As for men, it’s not necessary to pee after sex. Compared to women, their urethra is much longer, making it harder for the bacteria to travel into the bladder.

2. How soon should I pee?

There’s no rush—no need to be sprinting in the bathroom after climax. Just make sure to take the loo in a reasonable time.

3. What if I don’t feel like peeing?

If peeing seems like a challenge, here’s what you can do:

  • Chug some H20. Drinking at least half or a whole glass of water after sex will surely help. The more you drink, the more your bladder stretches and makes you feel like peeing.
  • Sit on the toilet for a few minutes. Waiting for a few minutes may relax your bladder and release its waste.
  • Go for audio or visual cues. Look for content that can stimulate the bladder, such as video/audio of running water and waterfalls.

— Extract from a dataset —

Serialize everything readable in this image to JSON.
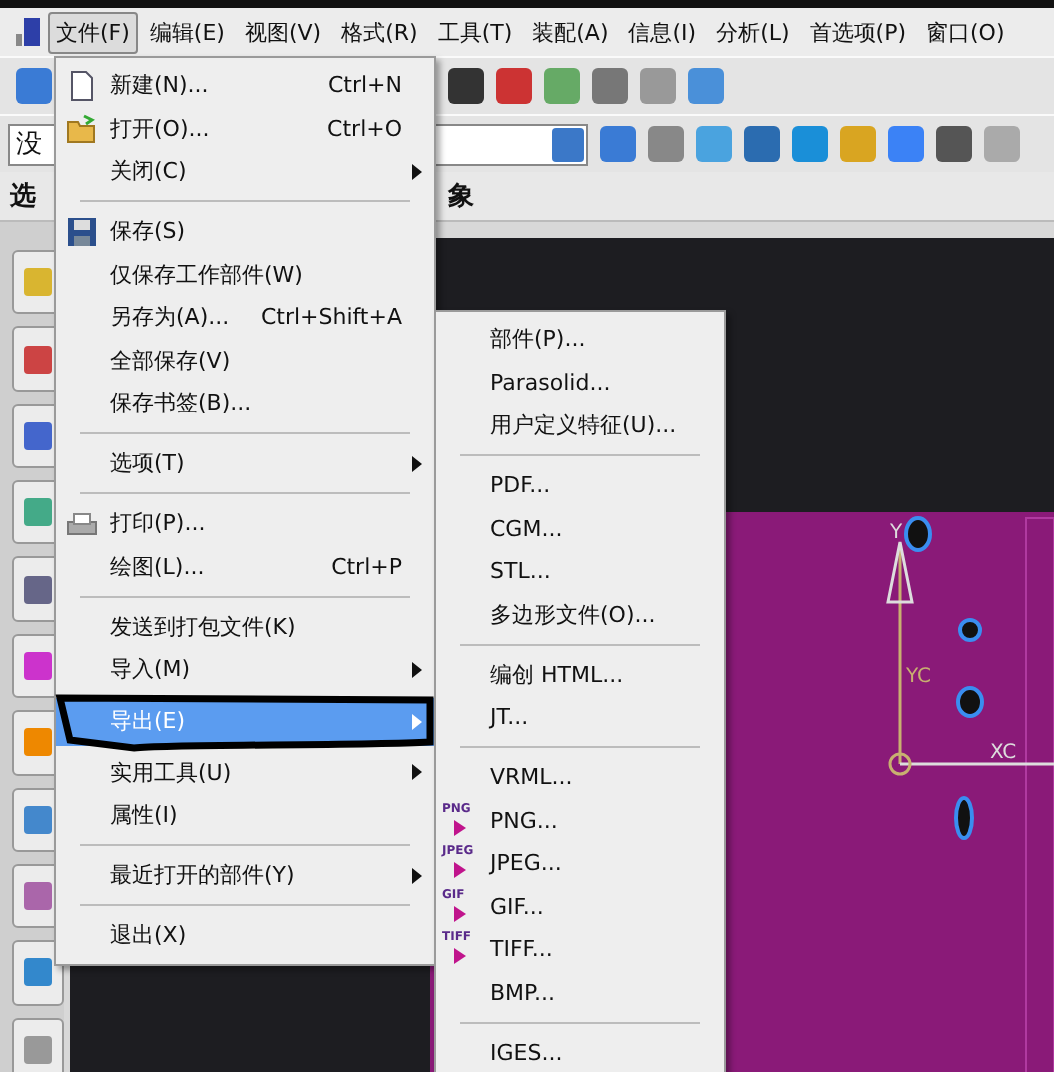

4. Does peeing after sex prevent pregnancy?

If you’ve engaged in unprotected sex, peeing after sex won’t help you prevent pregnancy. Urine is released from the urethra and not from the vagina, so urinating will only flush the bacteria that’s in your urethra.

The only thing you can do about it is to take emergency birth control methods, such as the morning-after pill.

5. Can I flush out sexually-transmitted infections (STIs) through peeing?

Nope, peeing can only remove the UTI-causing bacteria. Bacteria from sexually-transmitted infections are absorbed through tiny tears in your mucus membranes—urination won’t stop this absorption process.

The only way to protect yourself from STIs and STDs is to use regular or female condoms during sex. Also, don’t forget to get screened regularly.

6. Should I pee even after non-penetrative activities?

If you’re doing sexual activities that don’t involve your vulva in any way, then it’s okay to not pee after sex. However, if your vulva is still involved, such as oral sex (cunnilingus), it’s better to still do this preventive practice.

Any sexual activity that has can spread bacteria towards your urethral opening, whether it’s penetrative or non-penetrative, can still cause UTI.

7. Should I pee after masturbating?

Just what I’ve mentioned above, any sexual activity that has the potential to push bacteria towards your urethra can still cause UTI.
With that, make sure your sex toys and hands are spotlessly clean and to urinate after the deed.


Peeing after sex is a simple yet effective approach to prevent bacterial infections. It flushes out the unnecessary waste in your body and keeps your urinary system healthy.

Take note though, this is not the surefire way to prevent UTI. You need to do other preventive measures too such as drinking plenty of water and taking the bathroom regularly. 

We hope you’ll take note of this preventive practice. Now, go and have fun!